Ohio Committee Suspends FirstEnergy’s Nuclear Power Rescue Plan

Ohio-based FirstEnergy’s plan for a rescue of its two uncompetitive Ohio nuclear plants took a nosedive May 17, as the Ohio House Public Utilities Committee suspended action on the company’s proposal to charge its customers a fee to subsidize the plants.

FirstEnergy’s plan mimics programs adopted in Illinois and New York to create “zero energy credits,” or ZECs, allowing the company to make competitive bids into the PJM regional wholesale market.

The chairman of the House committee, William Seitz, a Cincinnati Republican, suspended further hearings on the measure (House Bill 178). “We have heard over 10 hours of testimony on this bill. I have given proponents and opponents a chance to make their case. I am not sensing a keen desire on the part of the House members to vote on this and doubt that we will have more hearings in the near future unless something cataclysmic happens,” Seitz said.

Cleveland newspaper The Plain Dealer suggested “cataclysmic events might include a decision by FirstEnergy Solutions to seek bankruptcy protection from its creditors or a decision by the company to immediately close its four nuclear power plants.” FirstEnergy Solutions is an unregulated subsidiary set up to separate generation from transmission and distribution during the restructuring wave of the 1990s. It owns all of FirstEnergy’s generating assets.

FirstEnergy Solutions has four nuclear units: the long-troubled Davis-Besse 889-MW pressurized water reactor (PWR), the 1,231-MW Perry boiling water reactor, both in Ohio, and the two-unit 1,890-MW Beaver Valley PWR in Pennsylvania, which is also in financial distress but is not part of the Ohio subsidy plan. Nuclear power makes up about 24% of FirstEnergy’s capacity while coal accounts for 56%.

Seitz earlier suggested a compromise that would allow FirstEnergy customers to opt out of the ZEC surcharges. “It seemed to find favor with many of my colleagues but not with FirstEnergy.” The company says its needs about $5 billion to keep its Ohio nukes afloat.

The Environmental Defense Fund has been opposing FirstEnergy’s ZEC plan, as well as earlier plans to bail out the nukes. Dick Munson, who heads EDF’s Midwest Clean Energy project, said, “Hats off to the Ohio House’s Public Utilities Committee for stopping the hearings on FirstEnergy’s nuclear bailout plea, the latest in a long line of attempts to force Ohioans to pay for the utility’s mistakes. The decision reflects the growing, diverse coalition that is challenging unnecessary subsidies to FirstEnergy, which would raise electricity rates and hurt the state’s economy.

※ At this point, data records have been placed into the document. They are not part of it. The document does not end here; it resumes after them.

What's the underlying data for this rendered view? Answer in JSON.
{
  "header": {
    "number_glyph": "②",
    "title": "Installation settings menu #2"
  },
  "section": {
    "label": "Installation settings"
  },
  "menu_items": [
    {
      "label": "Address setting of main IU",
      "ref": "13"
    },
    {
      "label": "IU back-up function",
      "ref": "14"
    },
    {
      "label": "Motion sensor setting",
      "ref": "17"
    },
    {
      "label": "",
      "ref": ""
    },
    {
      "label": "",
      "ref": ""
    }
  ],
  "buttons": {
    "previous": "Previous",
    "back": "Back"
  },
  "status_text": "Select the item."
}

We hope Ohio policymakers will instead focus on spurring investment and innovation in reliable, efficient, and clean energy markets.”

FirstEnergy CEO Chuck Jones was scheduled to appear before the Ohio Senate Public Utilities Committee the day after the House committee deep-sixed the company proposal. The Senate committee is not expected to take any action unless the House acts first, according to The Plain Dealer. Earlier, Jones said he had been talking to the U.S. Department of Energy about a broad rescue of nuclear units that can’t compete in competitive markets.

Kennedy Maize is a long-time energy journalist and frequent contributor to POWER.